Last Modified: Tuesday, December 11, 2012 4:45 PM
NEW ORLEANS (AP) — Louisiana's state-licensed casinos took in $192.9 million from gamblers in November, up from October's total of nearly $185 million, and a strong improvement from the $175.3 million in November 2011, according to figures released by state police Tuesday.
Gamblers lost $28.5 million at the only state-licensed land casino, Harrah's in New Orleans. That was up a bit from $28.4 million in October. It was a 36 percent improvement over the $21 million the casino won in November 2011.
The state's 13 riverboat casinos took in a total of just under $132.7 million in November, up from $126 million in October and $124.6 million in November 2011.

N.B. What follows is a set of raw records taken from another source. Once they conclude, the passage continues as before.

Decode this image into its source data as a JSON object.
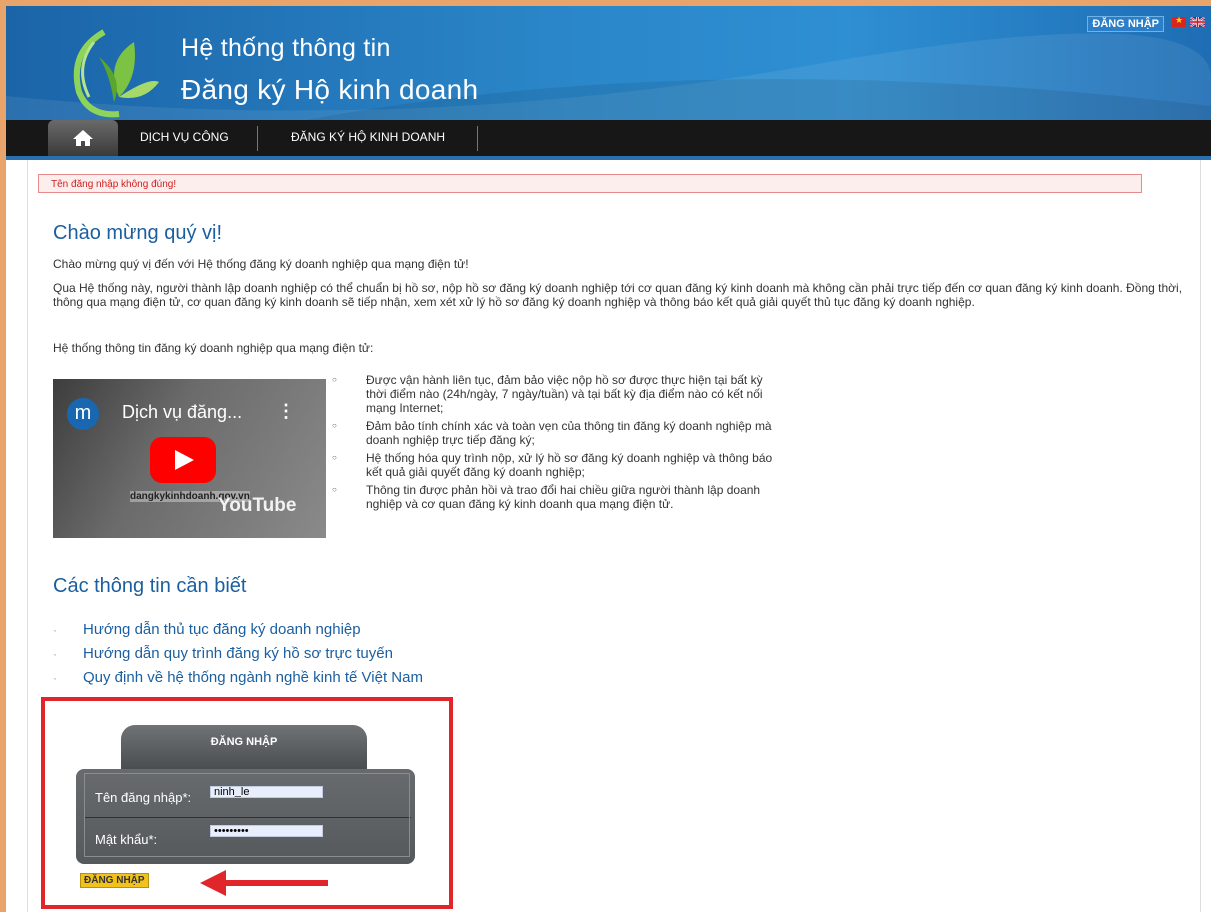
{
  "header": {
    "title_line1": "Hệ thống thông tin",
    "title_line2": "Đăng ký Hộ kinh doanh",
    "top_login": "ĐĂNG NHẬP"
  },
  "nav": {
    "items": [
      {
        "label": "DỊCH VỤ CÔNG"
      },
      {
        "label": "ĐĂNG KÝ HỘ KINH DOANH"
      }
    ]
  },
  "error_message": "Tên đăng nhập không đúng!",
  "welcome": {
    "heading": "Chào mừng quý vị!",
    "line1": "Chào mừng quý vị đến với Hệ thống đăng ký doanh nghiệp qua mạng điện tử!",
    "line2": "Qua Hệ thống này, người thành lập doanh nghiệp có thể chuẩn bị hồ sơ, nộp hồ sơ đăng ký doanh nghiệp tới cơ quan đăng ký kinh doanh mà không cần phải trực tiếp đến cơ quan đăng ký kinh doanh. Đồng thời, thông qua mạng điện tử, cơ quan đăng ký kinh doanh sẽ tiếp nhận, xem xét xử lý hồ sơ đăng ký doanh nghiệp và thông báo kết quả giải quyết thủ tục đăng ký doanh nghiệp.",
    "line3": "Hệ thống thông tin đăng ký doanh nghiệp qua mạng điện tử:"
  },
  "video": {
    "channel_initial": "m",
    "title": "Dịch vụ đăng...",
    "domain_text": "dangkykinhdoanh.gov.vn",
    "platform": "YouTube"
  },
  "bullets": [
    "Được vận hành liên tục, đảm bảo việc nộp hồ sơ được thực hiện tại bất kỳ thời điểm nào (24h/ngày, 7 ngày/tuần) và tại bất kỳ địa điểm nào có kết nối mạng Internet;",
    "Đảm bảo tính chính xác và toàn vẹn của thông tin đăng ký doanh nghiệp mà doanh nghiệp trực tiếp đăng ký;",
    "Hệ thống hóa quy trình nộp, xử lý hồ sơ đăng ký doanh nghiệp và thông báo kết quả giải quyết đăng ký doanh nghiệp;",
    "Thông tin được phản hồi và trao đổi hai chiều giữa người thành lập doanh nghiệp và cơ quan đăng ký kinh doanh qua mạng điện tử."
  ],
  "info": {
    "heading": "Các thông tin cần biết",
    "links": [
      "Hướng dẫn thủ tục đăng ký doanh nghiệp",
      "Hướng dẫn quy trình đăng ký hồ sơ trực tuyến",
      "Quy định về hệ thống ngành nghề kinh tế Việt Nam"
    ]
  },
  "login": {
    "title": "ĐĂNG NHẬP",
    "username_label": "Tên đăng nhập*:",
    "username_value": "ninh_le",
    "password_label": "Mật khẩu*:",
    "password_value": "•••••••••",
    "button": "ĐĂNG NHẬP"
  },
  "colors": {
    "accent": "#1b5fa0",
    "header_blue": "#2a86c8",
    "highlight": "#e0262a",
    "button": "#f2c21c"
  }
}
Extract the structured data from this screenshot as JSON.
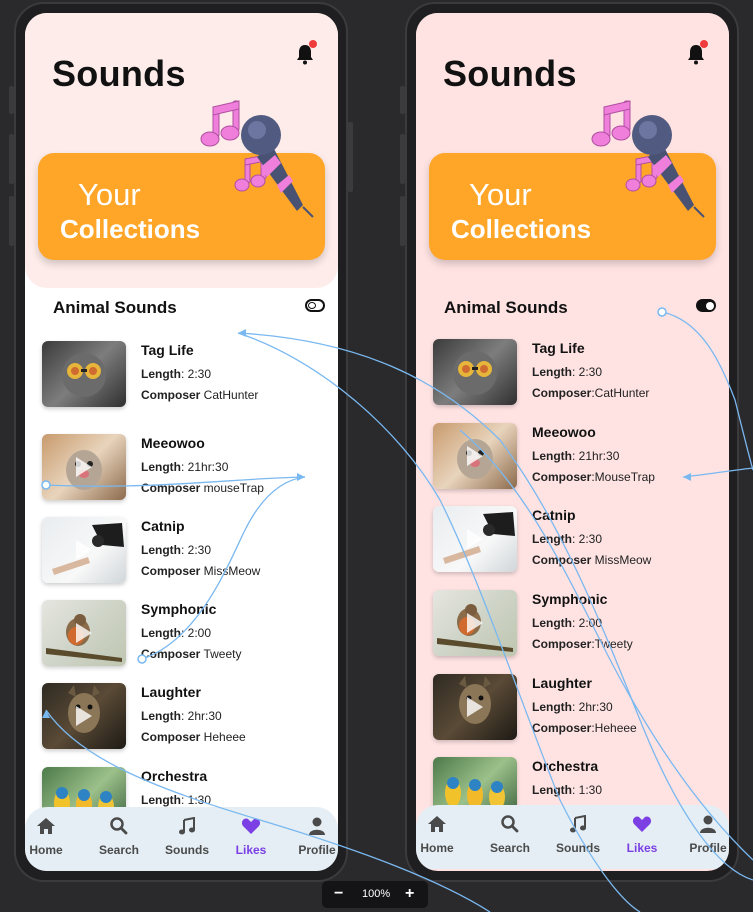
{
  "screens": [
    {
      "title": "Sounds",
      "collection": {
        "line1": "Your",
        "line2": "Collections"
      },
      "section_title": "Animal Sounds",
      "toggle_on": false,
      "sounds": [
        {
          "name": "Tag Life",
          "length_label": "Length",
          "length_value": ":  2:30",
          "composer_label": "Composer",
          "composer_value": " CatHunter"
        },
        {
          "name": "Meeowoo",
          "length_label": "Length",
          "length_value": ":  21hr:30",
          "composer_label": "Composer",
          "composer_value": " mouseTrap"
        },
        {
          "name": "Catnip",
          "length_label": "Length",
          "length_value": ":  2:30",
          "composer_label": "Composer",
          "composer_value": " MissMeow"
        },
        {
          "name": "Symphonic",
          "length_label": "Length",
          "length_value": ":  2:00",
          "composer_label": "Composer",
          "composer_value": " Tweety"
        },
        {
          "name": "Laughter",
          "length_label": "Length",
          "length_value": ":  2hr:30",
          "composer_label": "Composer",
          "composer_value": " Heheee"
        },
        {
          "name": "Orchestra",
          "length_label": "Length",
          "length_value": ":  1:30",
          "composer_label": "",
          "composer_value": ""
        }
      ],
      "nav": [
        {
          "label": "Home",
          "icon": "home-icon",
          "active": false
        },
        {
          "label": "Search",
          "icon": "search-icon",
          "active": false
        },
        {
          "label": "Sounds",
          "icon": "music-note-icon",
          "active": false
        },
        {
          "label": "Likes",
          "icon": "heart-icon",
          "active": true
        },
        {
          "label": "Profile",
          "icon": "profile-icon",
          "active": false
        }
      ]
    },
    {
      "title": "Sounds",
      "collection": {
        "line1": "Your",
        "line2": "Collections"
      },
      "section_title": "Animal Sounds",
      "toggle_on": true,
      "sounds": [
        {
          "name": "Tag Life",
          "length_label": "Length",
          "length_value": ":  2:30",
          "composer_label": "Composer",
          "composer_value": ":CatHunter"
        },
        {
          "name": "Meeowoo",
          "length_label": "Length",
          "length_value": ":  21hr:30",
          "composer_label": "Composer",
          "composer_value": ":MouseTrap"
        },
        {
          "name": "Catnip",
          "length_label": "Length",
          "length_value": ":  2:30",
          "composer_label": "Composer",
          "composer_value": " MissMeow"
        },
        {
          "name": "Symphonic",
          "length_label": "Length",
          "length_value": ":  2:00",
          "composer_label": "Composer",
          "composer_value": ":Tweety"
        },
        {
          "name": "Laughter",
          "length_label": "Length",
          "length_value": ":  2hr:30",
          "composer_label": "Composer",
          "composer_value": ":Heheee"
        },
        {
          "name": "Orchestra",
          "length_label": "Length",
          "length_value": ":  1:30",
          "composer_label": "",
          "composer_value": ""
        }
      ],
      "nav": [
        {
          "label": "Home",
          "icon": "home-icon",
          "active": false
        },
        {
          "label": "Search",
          "icon": "search-icon",
          "active": false
        },
        {
          "label": "Sounds",
          "icon": "music-note-icon",
          "active": false
        },
        {
          "label": "Likes",
          "icon": "heart-icon",
          "active": true
        },
        {
          "label": "Profile",
          "icon": "profile-icon",
          "active": false
        }
      ]
    }
  ],
  "zoom": {
    "minus": "−",
    "value": "100%",
    "plus": "+"
  },
  "colors": {
    "accent_orange": "#ffa629",
    "active_purple": "#7b3fe4",
    "notification_red": "#ef3b3b",
    "wire_blue": "#7ab8f0"
  }
}
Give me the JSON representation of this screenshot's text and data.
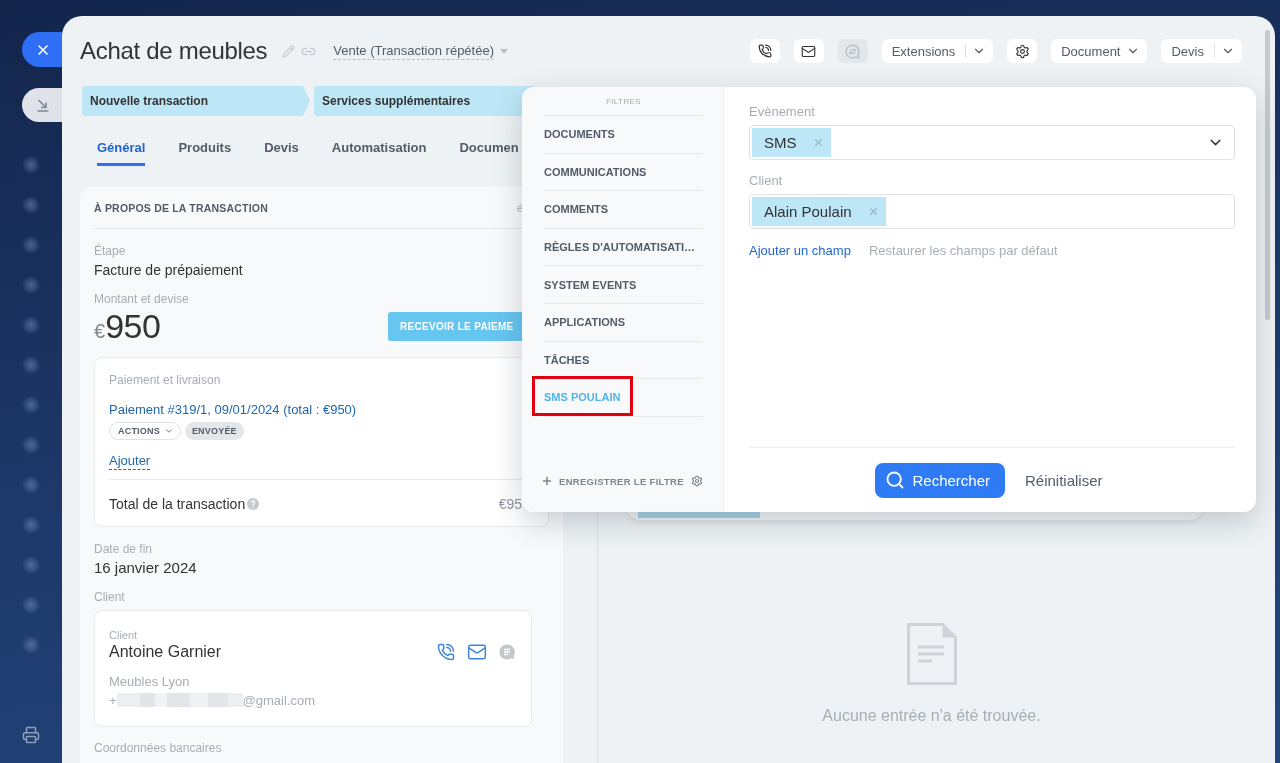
{
  "header": {
    "title": "Achat de meubles",
    "pipeline": "Vente (Transaction répétée)",
    "toolbar": [
      {
        "kind": "phone",
        "disabled": false
      },
      {
        "kind": "mail",
        "disabled": false
      },
      {
        "kind": "chat",
        "disabled": true
      },
      {
        "kind": "split",
        "label": "Extensions",
        "disabled": false
      },
      {
        "kind": "settings",
        "disabled": false
      },
      {
        "kind": "dropdown",
        "label": "Document",
        "disabled": false
      },
      {
        "kind": "split",
        "label": "Devis",
        "disabled": false
      }
    ]
  },
  "stages": [
    {
      "label": "Nouvelle transaction"
    },
    {
      "label": "Services supplémentaires"
    }
  ],
  "tabs": [
    {
      "label": "Général",
      "selected": true
    },
    {
      "label": "Produits",
      "selected": false
    },
    {
      "label": "Devis",
      "selected": false
    },
    {
      "label": "Automatisation",
      "selected": false
    },
    {
      "label": "Documen",
      "selected": false
    }
  ],
  "about_card": {
    "title": "À PROPOS DE LA TRANSACTION",
    "header_link": "é",
    "stage": {
      "label": "Étape",
      "value": "Facture de prépaiement"
    },
    "amount": {
      "label": "Montant et devise",
      "currency": "€",
      "value": "950",
      "button": "RECEVOIR LE PAIEME"
    },
    "payment": {
      "title": "Paiement et livraison",
      "link": "Paiement #319/1, 09/01/2024 (total : €950)",
      "actions_button": "ACTIONS",
      "status_badge": "ENVOYÉE",
      "add_link": "Ajouter",
      "total_label": "Total de la transaction",
      "total_value": "€95"
    },
    "end_date": {
      "label": "Date de fin",
      "value": "16 janvier 2024"
    },
    "client": {
      "label": "Client",
      "card_label": "Client",
      "name": "Antoine Garnier",
      "company": "Meubles Lyon",
      "contact_prefix": "+",
      "contact_suffix": "@gmail.com"
    },
    "bank_details_label": "Coordonnées bancaires"
  },
  "timeline": {
    "empty_message": "Aucune entrée n'a été trouvée."
  },
  "filter_popup": {
    "heading": "FILTRES",
    "presets": [
      {
        "label": "DOCUMENTS",
        "selected": false,
        "highlighted": false
      },
      {
        "label": "COMMUNICATIONS",
        "selected": false,
        "highlighted": false
      },
      {
        "label": "COMMENTS",
        "selected": false,
        "highlighted": false
      },
      {
        "label": "RÈGLES D'AUTOMATISATI…",
        "selected": false,
        "highlighted": false
      },
      {
        "label": "SYSTEM EVENTS",
        "selected": false,
        "highlighted": false
      },
      {
        "label": "APPLICATIONS",
        "selected": false,
        "highlighted": false
      },
      {
        "label": "TÂCHES",
        "selected": false,
        "highlighted": false
      },
      {
        "label": "SMS POULAIN",
        "selected": true,
        "highlighted": true
      }
    ],
    "save_button": "ENREGISTRER LE FILTRE",
    "fields": [
      {
        "label": "Evènement",
        "kind": "select",
        "tags": [
          "SMS"
        ]
      },
      {
        "label": "Client",
        "kind": "entity",
        "tags": [
          "Alain Poulain"
        ]
      }
    ],
    "add_field_link": "Ajouter un champ",
    "restore_link": "Restaurer les champs par défaut",
    "search_button": "Rechercher",
    "reset_button": "Réinitialiser"
  }
}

The slot casinos at the state's four horse race tracks — Delta Downs at Vinton, Harrah's Louisiana Downs at Bossier City, Evangeline Downs in St. Landry Parish and The Fair Grounds in New Orleans — collected $31.7 million in November, up from $30.4 million in October and $29.7 million for November of last year.
The Baton Rouge market, where the L'Auberge casino opened in September to become the third riverboat in the area, saw the biggest jump in gambling income over last year's November total. The three boats took in $23 million this past November, compared to $22.7 million last month and only $14 million when two boats operated there in November 2011. The success of L'Auberge — it was the leader in the market with $11 million in winnings last month — was coming at least in part at the expense of the other two. The Belle of Baton Rouge was down 3.7 percent from the November 2011 figure; the Hollywood Baton Rouge, down more than 26 percent.
The most robust riverboat casino market in the state was the five-boat Shreveport-Bossier area, where gamblers dropped nearly $51.4 million last month. It was followed by the Lake Charles market, where the two boats took in $35.3 million; the Baton Rouge market with $23 million and three New Orleans area riverboats with a combined $22.9 million.
The Louisiana State Police figures do not include Indian reservation casinos in Louisiana, which are not required to report their winnings to the public.